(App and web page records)

+++++

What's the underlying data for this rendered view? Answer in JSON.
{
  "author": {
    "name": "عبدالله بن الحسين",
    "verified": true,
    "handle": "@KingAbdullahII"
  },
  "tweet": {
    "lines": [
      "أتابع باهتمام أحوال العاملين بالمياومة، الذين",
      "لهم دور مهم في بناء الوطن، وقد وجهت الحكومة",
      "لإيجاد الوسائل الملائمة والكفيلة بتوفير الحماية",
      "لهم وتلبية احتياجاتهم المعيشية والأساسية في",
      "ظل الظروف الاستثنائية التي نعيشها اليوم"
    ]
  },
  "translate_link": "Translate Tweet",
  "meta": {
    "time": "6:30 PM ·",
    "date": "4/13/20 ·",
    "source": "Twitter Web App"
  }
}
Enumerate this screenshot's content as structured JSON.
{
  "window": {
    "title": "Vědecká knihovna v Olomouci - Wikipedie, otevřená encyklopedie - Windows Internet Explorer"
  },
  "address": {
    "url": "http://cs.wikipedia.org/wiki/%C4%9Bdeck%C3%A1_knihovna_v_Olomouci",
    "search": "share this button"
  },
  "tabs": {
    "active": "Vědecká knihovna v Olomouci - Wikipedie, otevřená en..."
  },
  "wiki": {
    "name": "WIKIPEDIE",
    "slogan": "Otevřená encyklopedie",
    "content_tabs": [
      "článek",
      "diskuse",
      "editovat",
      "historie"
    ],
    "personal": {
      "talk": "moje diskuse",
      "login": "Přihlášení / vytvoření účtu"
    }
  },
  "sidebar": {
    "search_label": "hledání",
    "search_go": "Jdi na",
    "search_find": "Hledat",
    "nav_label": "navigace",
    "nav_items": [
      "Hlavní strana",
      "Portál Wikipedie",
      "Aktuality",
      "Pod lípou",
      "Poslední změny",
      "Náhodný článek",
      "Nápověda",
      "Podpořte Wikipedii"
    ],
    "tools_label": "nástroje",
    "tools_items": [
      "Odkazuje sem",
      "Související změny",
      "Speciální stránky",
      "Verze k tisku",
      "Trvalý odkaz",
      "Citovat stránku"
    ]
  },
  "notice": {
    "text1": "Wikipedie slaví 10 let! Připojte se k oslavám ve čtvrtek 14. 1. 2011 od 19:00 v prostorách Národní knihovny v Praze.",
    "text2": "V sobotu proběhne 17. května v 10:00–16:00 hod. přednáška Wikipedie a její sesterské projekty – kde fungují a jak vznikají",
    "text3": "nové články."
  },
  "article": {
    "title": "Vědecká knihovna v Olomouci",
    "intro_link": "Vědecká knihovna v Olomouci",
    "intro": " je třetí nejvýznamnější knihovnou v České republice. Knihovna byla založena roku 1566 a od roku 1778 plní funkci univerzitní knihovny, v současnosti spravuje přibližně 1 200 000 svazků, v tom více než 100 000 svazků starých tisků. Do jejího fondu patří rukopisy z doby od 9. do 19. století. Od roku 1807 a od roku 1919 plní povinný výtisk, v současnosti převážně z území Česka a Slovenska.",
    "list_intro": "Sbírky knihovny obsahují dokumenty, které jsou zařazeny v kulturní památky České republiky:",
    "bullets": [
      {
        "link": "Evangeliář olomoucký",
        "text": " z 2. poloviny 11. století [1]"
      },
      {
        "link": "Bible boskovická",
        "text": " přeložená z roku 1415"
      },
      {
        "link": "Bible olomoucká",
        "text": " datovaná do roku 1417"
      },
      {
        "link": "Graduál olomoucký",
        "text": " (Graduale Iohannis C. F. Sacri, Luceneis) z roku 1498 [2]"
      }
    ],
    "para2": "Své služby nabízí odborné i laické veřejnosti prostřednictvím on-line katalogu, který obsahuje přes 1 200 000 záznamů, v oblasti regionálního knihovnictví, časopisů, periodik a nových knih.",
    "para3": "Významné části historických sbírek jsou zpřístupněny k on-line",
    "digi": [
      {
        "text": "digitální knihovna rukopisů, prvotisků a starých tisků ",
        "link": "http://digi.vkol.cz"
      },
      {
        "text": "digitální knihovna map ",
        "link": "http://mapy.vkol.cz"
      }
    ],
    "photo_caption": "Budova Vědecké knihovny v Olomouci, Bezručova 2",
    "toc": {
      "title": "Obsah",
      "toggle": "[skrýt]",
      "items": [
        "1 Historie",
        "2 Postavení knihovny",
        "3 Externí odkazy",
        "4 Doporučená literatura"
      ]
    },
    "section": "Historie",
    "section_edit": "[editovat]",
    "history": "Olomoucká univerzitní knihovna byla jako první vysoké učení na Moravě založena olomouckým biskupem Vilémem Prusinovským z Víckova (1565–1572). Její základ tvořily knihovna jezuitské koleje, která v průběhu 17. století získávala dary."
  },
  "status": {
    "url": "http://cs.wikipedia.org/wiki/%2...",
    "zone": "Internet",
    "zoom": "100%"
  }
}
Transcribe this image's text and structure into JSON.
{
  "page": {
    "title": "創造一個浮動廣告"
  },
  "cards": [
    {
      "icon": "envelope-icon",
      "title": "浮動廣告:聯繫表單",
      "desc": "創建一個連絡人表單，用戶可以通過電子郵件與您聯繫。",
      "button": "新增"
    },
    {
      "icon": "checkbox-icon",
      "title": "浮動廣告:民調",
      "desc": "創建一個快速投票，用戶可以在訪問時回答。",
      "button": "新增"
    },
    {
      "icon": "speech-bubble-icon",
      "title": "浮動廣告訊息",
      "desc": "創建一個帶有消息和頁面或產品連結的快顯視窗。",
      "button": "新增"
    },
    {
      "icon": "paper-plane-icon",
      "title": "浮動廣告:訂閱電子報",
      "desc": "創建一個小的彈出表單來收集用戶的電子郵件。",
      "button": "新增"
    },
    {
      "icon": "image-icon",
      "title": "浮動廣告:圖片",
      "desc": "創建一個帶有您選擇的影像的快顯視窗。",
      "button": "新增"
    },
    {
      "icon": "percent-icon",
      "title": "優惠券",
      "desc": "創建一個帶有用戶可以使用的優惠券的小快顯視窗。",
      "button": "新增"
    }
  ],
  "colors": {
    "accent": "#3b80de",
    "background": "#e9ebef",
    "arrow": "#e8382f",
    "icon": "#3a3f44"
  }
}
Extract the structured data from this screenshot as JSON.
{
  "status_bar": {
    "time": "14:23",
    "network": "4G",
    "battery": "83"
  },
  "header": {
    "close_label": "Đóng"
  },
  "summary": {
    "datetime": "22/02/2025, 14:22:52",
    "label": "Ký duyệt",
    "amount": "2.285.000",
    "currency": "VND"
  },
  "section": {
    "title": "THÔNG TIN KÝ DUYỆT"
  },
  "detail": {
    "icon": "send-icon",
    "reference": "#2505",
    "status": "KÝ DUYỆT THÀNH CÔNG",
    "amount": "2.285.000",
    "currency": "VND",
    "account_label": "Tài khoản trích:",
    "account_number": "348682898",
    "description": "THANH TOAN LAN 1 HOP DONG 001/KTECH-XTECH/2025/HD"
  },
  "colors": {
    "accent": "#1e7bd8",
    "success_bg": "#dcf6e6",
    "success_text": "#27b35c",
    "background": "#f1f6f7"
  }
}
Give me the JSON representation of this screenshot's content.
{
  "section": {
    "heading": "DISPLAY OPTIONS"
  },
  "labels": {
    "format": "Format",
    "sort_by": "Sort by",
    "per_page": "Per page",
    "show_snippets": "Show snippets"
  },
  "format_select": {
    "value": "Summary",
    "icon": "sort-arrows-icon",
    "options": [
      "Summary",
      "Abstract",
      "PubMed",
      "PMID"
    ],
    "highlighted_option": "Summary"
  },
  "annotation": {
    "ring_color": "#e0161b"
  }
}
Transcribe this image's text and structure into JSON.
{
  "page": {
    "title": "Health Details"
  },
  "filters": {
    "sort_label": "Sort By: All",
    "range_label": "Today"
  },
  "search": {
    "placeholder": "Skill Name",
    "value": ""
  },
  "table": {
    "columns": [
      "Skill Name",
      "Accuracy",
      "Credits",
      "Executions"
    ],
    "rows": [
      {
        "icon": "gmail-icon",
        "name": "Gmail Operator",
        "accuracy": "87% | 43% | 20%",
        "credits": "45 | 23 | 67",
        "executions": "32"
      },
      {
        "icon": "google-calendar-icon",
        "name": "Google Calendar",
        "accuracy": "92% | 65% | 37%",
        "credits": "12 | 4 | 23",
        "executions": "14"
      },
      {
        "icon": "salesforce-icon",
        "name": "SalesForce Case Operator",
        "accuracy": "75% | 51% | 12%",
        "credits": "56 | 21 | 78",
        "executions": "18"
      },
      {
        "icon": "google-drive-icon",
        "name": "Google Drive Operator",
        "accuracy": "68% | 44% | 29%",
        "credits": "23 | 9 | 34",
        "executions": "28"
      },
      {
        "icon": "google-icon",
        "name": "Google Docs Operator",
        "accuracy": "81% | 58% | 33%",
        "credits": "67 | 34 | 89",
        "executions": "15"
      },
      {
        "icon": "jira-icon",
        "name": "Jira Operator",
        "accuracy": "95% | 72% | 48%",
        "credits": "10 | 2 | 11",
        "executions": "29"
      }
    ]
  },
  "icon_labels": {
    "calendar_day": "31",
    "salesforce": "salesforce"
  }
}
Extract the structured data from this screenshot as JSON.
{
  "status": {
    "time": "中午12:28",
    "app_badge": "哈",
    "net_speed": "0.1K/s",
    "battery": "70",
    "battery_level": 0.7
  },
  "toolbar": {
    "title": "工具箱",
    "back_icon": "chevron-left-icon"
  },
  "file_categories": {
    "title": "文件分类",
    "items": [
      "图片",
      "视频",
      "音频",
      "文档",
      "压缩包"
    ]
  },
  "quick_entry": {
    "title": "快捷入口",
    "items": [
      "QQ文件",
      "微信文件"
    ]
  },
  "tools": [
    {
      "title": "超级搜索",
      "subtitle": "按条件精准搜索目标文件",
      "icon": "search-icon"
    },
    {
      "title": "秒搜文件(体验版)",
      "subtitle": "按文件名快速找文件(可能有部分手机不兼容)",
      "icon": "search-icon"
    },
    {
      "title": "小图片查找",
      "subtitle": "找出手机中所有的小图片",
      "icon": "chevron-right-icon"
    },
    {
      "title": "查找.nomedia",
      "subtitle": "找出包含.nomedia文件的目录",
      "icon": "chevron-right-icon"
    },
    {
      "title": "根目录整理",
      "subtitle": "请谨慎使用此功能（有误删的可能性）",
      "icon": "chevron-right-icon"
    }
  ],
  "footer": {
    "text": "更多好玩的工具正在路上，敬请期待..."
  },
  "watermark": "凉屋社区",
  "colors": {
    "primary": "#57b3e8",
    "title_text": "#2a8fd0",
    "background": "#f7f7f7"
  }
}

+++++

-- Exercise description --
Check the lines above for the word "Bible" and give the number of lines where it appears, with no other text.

-- Solution to this exercise --
2